■ **DIRECTIONS**
Go through the records and report each line holding the string "this".

■ **ENTRIES PROVIDED**
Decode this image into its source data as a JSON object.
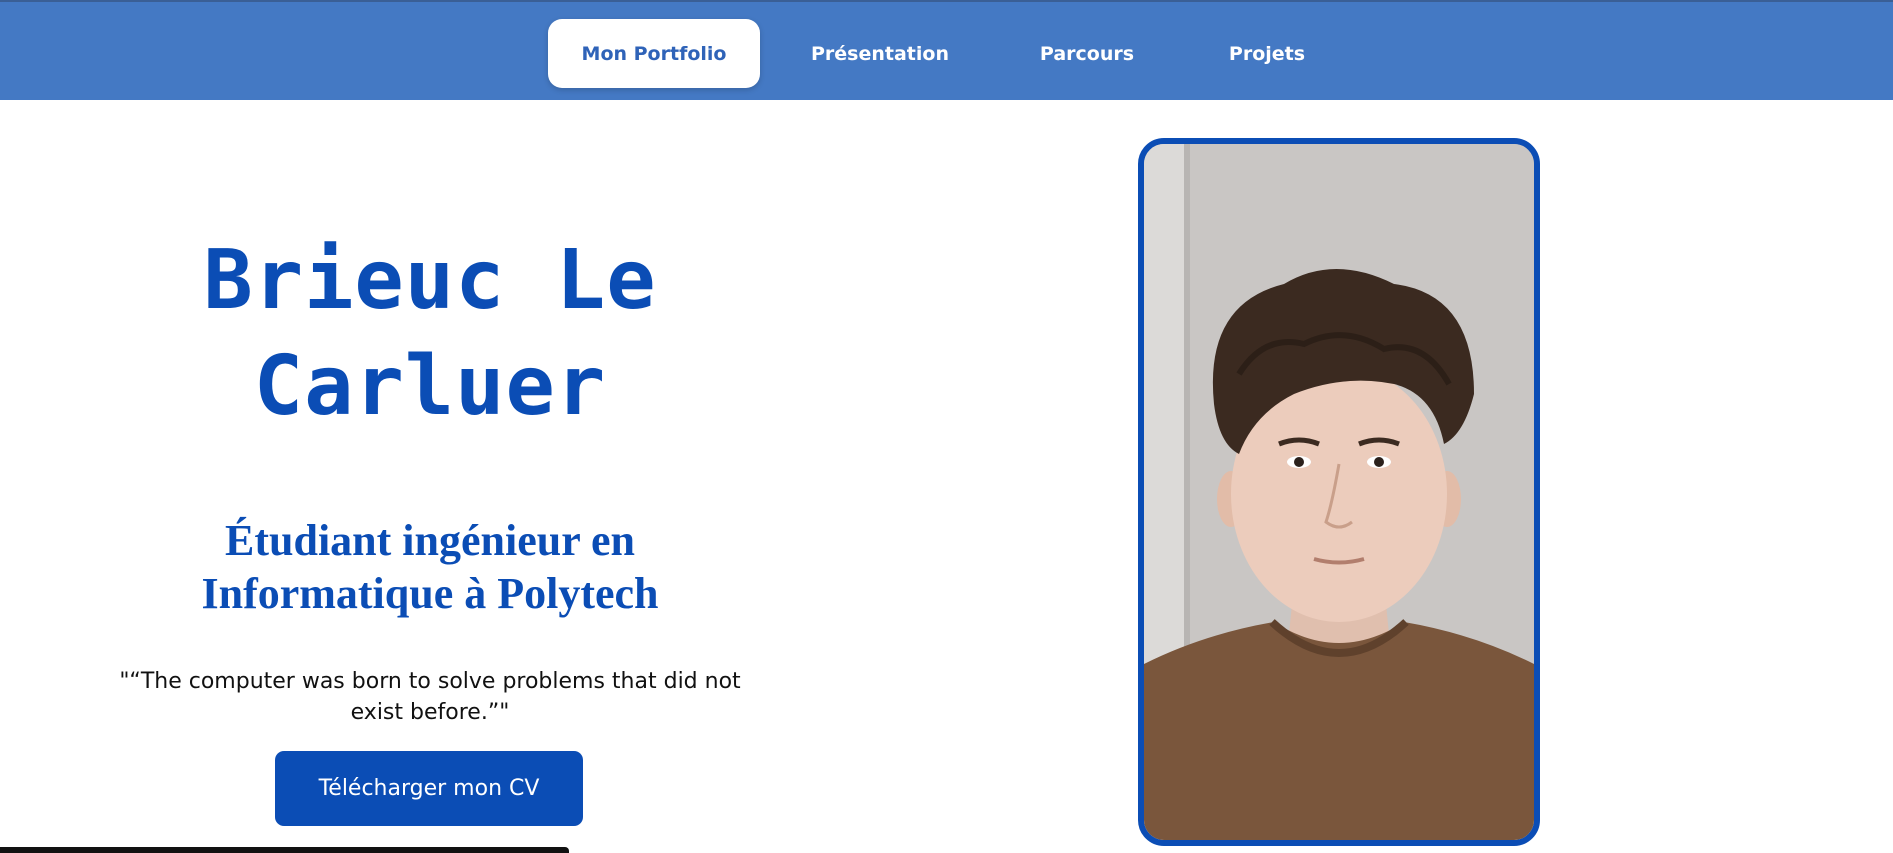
{
  "nav": {
    "items": [
      {
        "label": "Mon Portfolio",
        "active": true
      },
      {
        "label": "Présentation",
        "active": false
      },
      {
        "label": "Parcours",
        "active": false
      },
      {
        "label": "Projets",
        "active": false
      }
    ]
  },
  "hero": {
    "name": "Brieuc Le Carluer",
    "subtitle": "Étudiant ingénieur en Informatique à Polytech",
    "quote": "\"“The computer was born to solve problems that did not exist before.”\"",
    "cv_button": "Télécharger mon CV"
  },
  "colors": {
    "navbar": "#4479c4",
    "accent": "#0b4db5",
    "background": "#ffffff"
  }
}
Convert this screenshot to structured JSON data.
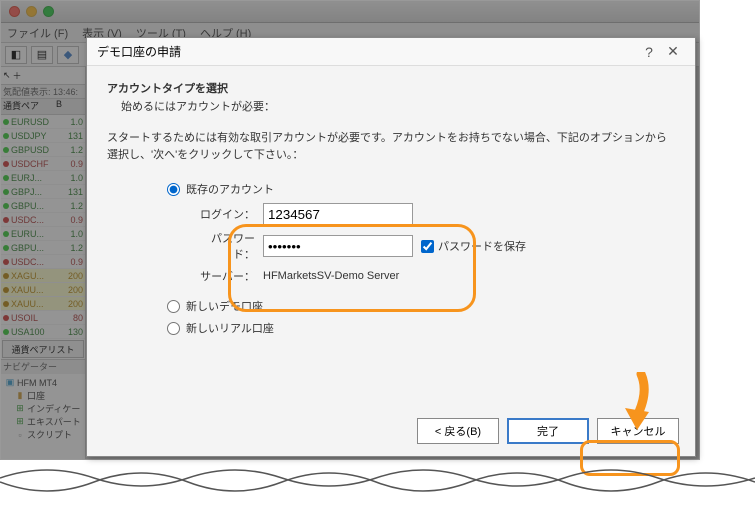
{
  "menu": {
    "file": "ファイル (F)",
    "view": "表示 (V)",
    "tool": "ツール (T)",
    "help": "ヘルプ (H)"
  },
  "priceHeader": "気配値表示: 13:46:",
  "mwHead": {
    "pair": "通貨ペア",
    "bid": "B"
  },
  "symbols": [
    {
      "s": "EURUSD",
      "p": "1.0",
      "c": "up"
    },
    {
      "s": "USDJPY",
      "p": "131",
      "c": "up"
    },
    {
      "s": "GBPUSD",
      "p": "1.2",
      "c": "up"
    },
    {
      "s": "USDCHF",
      "p": "0.9",
      "c": "down"
    },
    {
      "s": "EURJ...",
      "p": "1.0",
      "c": "up"
    },
    {
      "s": "GBPJ...",
      "p": "131",
      "c": "up"
    },
    {
      "s": "GBPU...",
      "p": "1.2",
      "c": "up"
    },
    {
      "s": "USDC...",
      "p": "0.9",
      "c": "down"
    },
    {
      "s": "EURU...",
      "p": "1.0",
      "c": "up"
    },
    {
      "s": "GBPU...",
      "p": "1.2",
      "c": "up"
    },
    {
      "s": "USDC...",
      "p": "0.9",
      "c": "down"
    },
    {
      "s": "XAGU...",
      "p": "200",
      "c": "gold"
    },
    {
      "s": "XAUU...",
      "p": "200",
      "c": "gold"
    },
    {
      "s": "XAUU...",
      "p": "200",
      "c": "gold"
    },
    {
      "s": "USOIL",
      "p": "80",
      "c": "down"
    },
    {
      "s": "USA100",
      "p": "130",
      "c": "up"
    }
  ],
  "pairListTab": "通貨ペアリスト",
  "nav": {
    "title": "ナビゲーター",
    "root": "HFM MT4",
    "items": [
      "口座",
      "インディケー",
      "エキスパート",
      "スクリプト"
    ]
  },
  "dialog": {
    "title": "デモ口座の申請",
    "heading": "アカウントタイプを選択",
    "subheading": "始めるにはアカウントが必要：",
    "desc": "スタートするためには有効な取引アカウントが必要です。アカウントをお持ちでない場合、下記のオプションから選択し、'次へ'をクリックして下さい。：",
    "optExisting": "既存のアカウント",
    "loginLabel": "ログイン：",
    "loginValue": "1234567",
    "passwordLabel": "パスワード：",
    "passwordValue": "•••••••",
    "savePassword": "パスワードを保存",
    "serverLabel": "サーバー：",
    "serverValue": "HFMarketsSV-Demo Server",
    "optNewDemo": "新しいデモ口座",
    "optNewReal": "新しいリアル口座",
    "btnBack": "< 戻る(B)",
    "btnFinish": "完了",
    "btnCancel": "キャンセル"
  }
}
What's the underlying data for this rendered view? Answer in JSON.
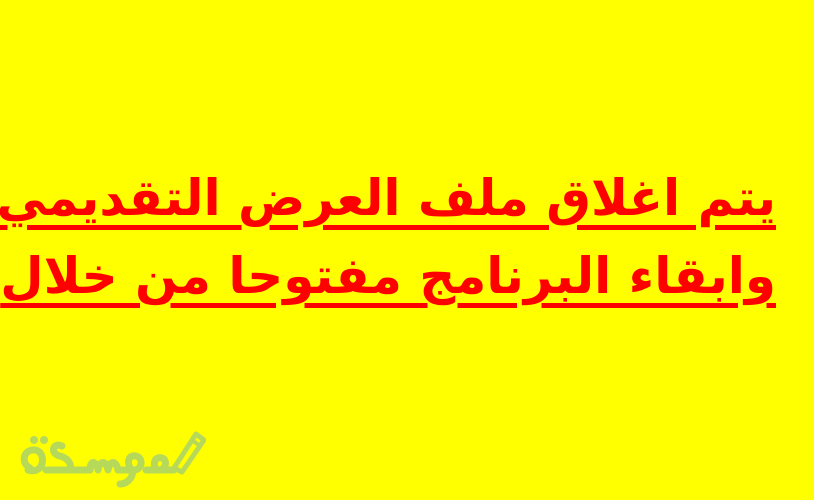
{
  "colors": {
    "background": "#ffff00",
    "text": "#ff0000",
    "logo": "#b7d95a"
  },
  "content": {
    "line1": "يتم اغلاق ملف العرض التقديمي",
    "line2": "وابقاء البرنامج مفتوحا من خلال"
  },
  "logo": {
    "text": "موسوعة",
    "icon": "pen-icon"
  }
}
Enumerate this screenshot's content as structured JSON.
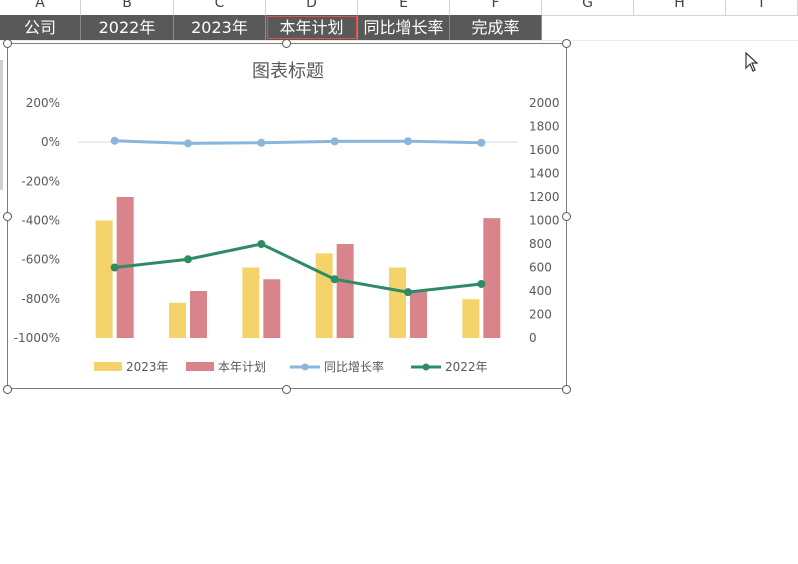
{
  "column_headers": [
    "A",
    "B",
    "C",
    "D",
    "E",
    "F",
    "G",
    "H",
    "I"
  ],
  "header_row": [
    "公司",
    "2022年",
    "2023年",
    "本年计划",
    "同比增长率",
    "完成率"
  ],
  "chart_data": {
    "type": "bar",
    "title": "图表标题",
    "categories": [
      "",
      "",
      "",
      "",
      "",
      ""
    ],
    "series": [
      {
        "name": "2023年",
        "kind": "bar",
        "axis": "right",
        "color": "#f4d36b",
        "values": [
          1000,
          300,
          600,
          720,
          600,
          330
        ]
      },
      {
        "name": "本年计划",
        "kind": "bar",
        "axis": "right",
        "color": "#d9838a",
        "values": [
          1200,
          400,
          500,
          800,
          400,
          1020
        ]
      },
      {
        "name": "同比增长率",
        "kind": "line",
        "axis": "left",
        "color": "#8ab6dc",
        "values": [
          0.07,
          -0.06,
          -0.03,
          0.04,
          0.05,
          -0.03
        ]
      },
      {
        "name": "2022年",
        "kind": "line",
        "axis": "right",
        "color": "#2e8b63",
        "values": [
          600,
          670,
          800,
          500,
          390,
          460
        ]
      }
    ],
    "y_left": {
      "min": -10,
      "max": 2,
      "ticks": [
        "200%",
        "0%",
        "-200%",
        "-400%",
        "-600%",
        "-800%",
        "-1000%"
      ]
    },
    "y_right": {
      "min": 0,
      "max": 2000,
      "ticks": [
        "2000",
        "1800",
        "1600",
        "1400",
        "1200",
        "1000",
        "800",
        "600",
        "400",
        "200",
        "0"
      ]
    },
    "legend_position": "bottom",
    "grid": "zero-line only"
  }
}
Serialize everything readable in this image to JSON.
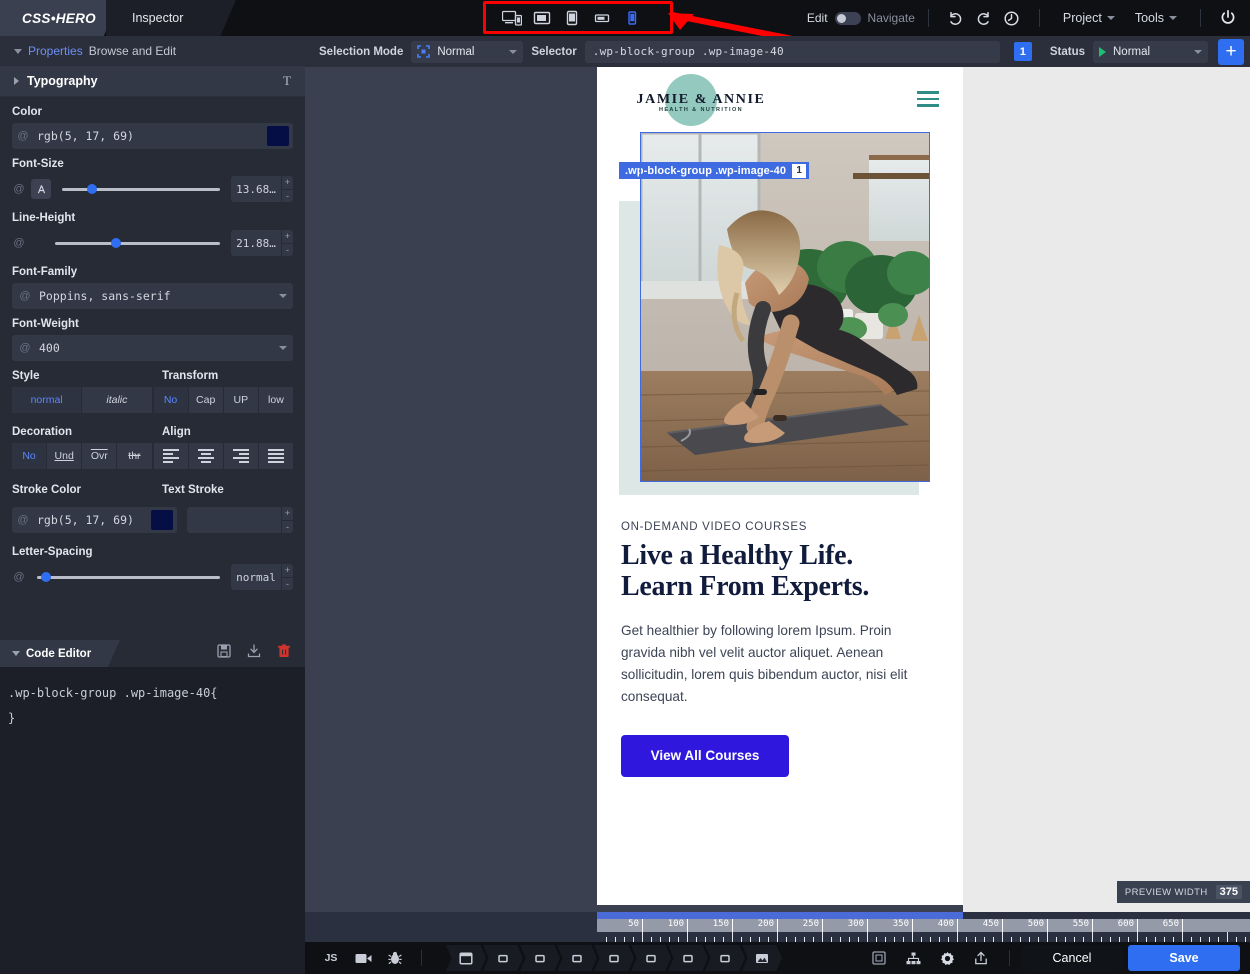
{
  "app": {
    "brand": "CSS•HERO",
    "tab": "Inspector"
  },
  "topbar": {
    "devices": [
      {
        "name": "desktop",
        "label": "Desktop",
        "active": false
      },
      {
        "name": "tablet-landscape",
        "label": "Tablet Landscape",
        "active": false
      },
      {
        "name": "tablet-portrait",
        "label": "Tablet Portrait",
        "active": false
      },
      {
        "name": "mobile-landscape",
        "label": "Mobile Landscape",
        "active": false
      },
      {
        "name": "mobile-portrait",
        "label": "Mobile Portrait",
        "active": true
      }
    ],
    "edit_label": "Edit",
    "navigate_label": "Navigate",
    "undo_icon": "undo-icon",
    "redo_icon": "redo-icon",
    "history_icon": "history-icon",
    "project_label": "Project",
    "tools_label": "Tools",
    "power_icon": "power-icon"
  },
  "selbar": {
    "selection_mode_label": "Selection Mode",
    "selection_mode_value": "Normal",
    "selector_label": "Selector",
    "selector_value": ".wp-block-group .wp-image-40",
    "count_badge": "1",
    "status_label": "Status",
    "status_value": "Normal",
    "add_label": "+"
  },
  "properties": {
    "toggle": "Properties",
    "subtitle": "Browse and Edit"
  },
  "typography": {
    "section_title": "Typography",
    "section_glyph": "T",
    "color": {
      "label": "Color",
      "value": "rgb(5, 17, 69)",
      "swatch": "#050e45"
    },
    "font_size": {
      "label": "Font-Size",
      "value": "13.68…",
      "slider_pct": 16
    },
    "line_height": {
      "label": "Line-Height",
      "value": "21.88…",
      "slider_pct": 34
    },
    "font_family": {
      "label": "Font-Family",
      "value": "Poppins, sans-serif"
    },
    "font_weight": {
      "label": "Font-Weight",
      "value": "400"
    },
    "style": {
      "label": "Style",
      "options": [
        "normal",
        "italic"
      ],
      "selected": "normal"
    },
    "transform": {
      "label": "Transform",
      "options": [
        "No",
        "Cap",
        "UP",
        "low"
      ],
      "selected": "No"
    },
    "decoration": {
      "label": "Decoration",
      "options": [
        "No",
        "Und",
        "Ovr",
        "thr"
      ],
      "selected": "No"
    },
    "align": {
      "label": "Align",
      "options": [
        "left",
        "center",
        "right",
        "justify"
      ],
      "selected": ""
    },
    "stroke_color": {
      "label": "Stroke Color",
      "value": "rgb(5, 17, 69)",
      "swatch": "#050e45"
    },
    "text_stroke": {
      "label": "Text Stroke",
      "value": ""
    },
    "letter_spacing": {
      "label": "Letter-Spacing",
      "value": "normal",
      "slider_pct": 2
    },
    "at_glyph": "@"
  },
  "code_editor": {
    "title": "Code Editor",
    "save_icon": "save-disk-icon",
    "import_icon": "import-icon",
    "delete_icon": "trash-icon",
    "code_line_1": ".wp-block-group .wp-image-40{",
    "code_line_2": "}"
  },
  "preview": {
    "overlay_label": ".wp-block-group .wp-image-40",
    "overlay_index": "1",
    "brand_name": "JAMIE & ANNIE",
    "brand_tagline": "HEALTH & NUTRITION",
    "menu_icon": "hamburger-menu-icon",
    "eyebrow": "ON-DEMAND VIDEO COURSES",
    "headline_line1": "Live a Healthy Life.",
    "headline_line2": "Learn From Experts.",
    "body": "Get healthier by following lorem Ipsum. Proin gravida nibh vel velit auctor aliquet. Aenean sollicitudin, lorem quis bibendum auctor, nisi elit consequat.",
    "cta_label": "View All Courses",
    "hero_image_alt": "woman in plank yoga pose on mat with plants",
    "accent_color": "#3017dd",
    "brand_circle_color": "#94c9c0"
  },
  "preview_width_tip": {
    "label": "PREVIEW WIDTH",
    "value": "375"
  },
  "ruler": {
    "marks": [
      50,
      100,
      150,
      200,
      250,
      300,
      350,
      400,
      450,
      500,
      550,
      600,
      650
    ],
    "highlight_end": 375
  },
  "bottombar": {
    "js_label": "JS",
    "video_icon": "video-camera-icon",
    "bug_icon": "bug-icon",
    "breadcrumb": [
      "browser-window-icon",
      "box-icon",
      "box-icon",
      "box-icon",
      "box-icon",
      "box-icon",
      "box-icon",
      "box-icon",
      "image-icon"
    ],
    "responsive_icon": "responsive-icon",
    "sitemap_icon": "sitemap-icon",
    "settings_icon": "gear-icon",
    "share_icon": "export-icon",
    "cancel_label": "Cancel",
    "save_label": "Save"
  }
}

■ **PROBLEM SOLUTION**
Decode this image into its source data as a JSON object.
Convert this screenshot to structured JSON data.
What's the underlying data for this rendered view? Answer in JSON.
Enumerate this screenshot's content as structured JSON.
Serialize everything readable in this image to JSON.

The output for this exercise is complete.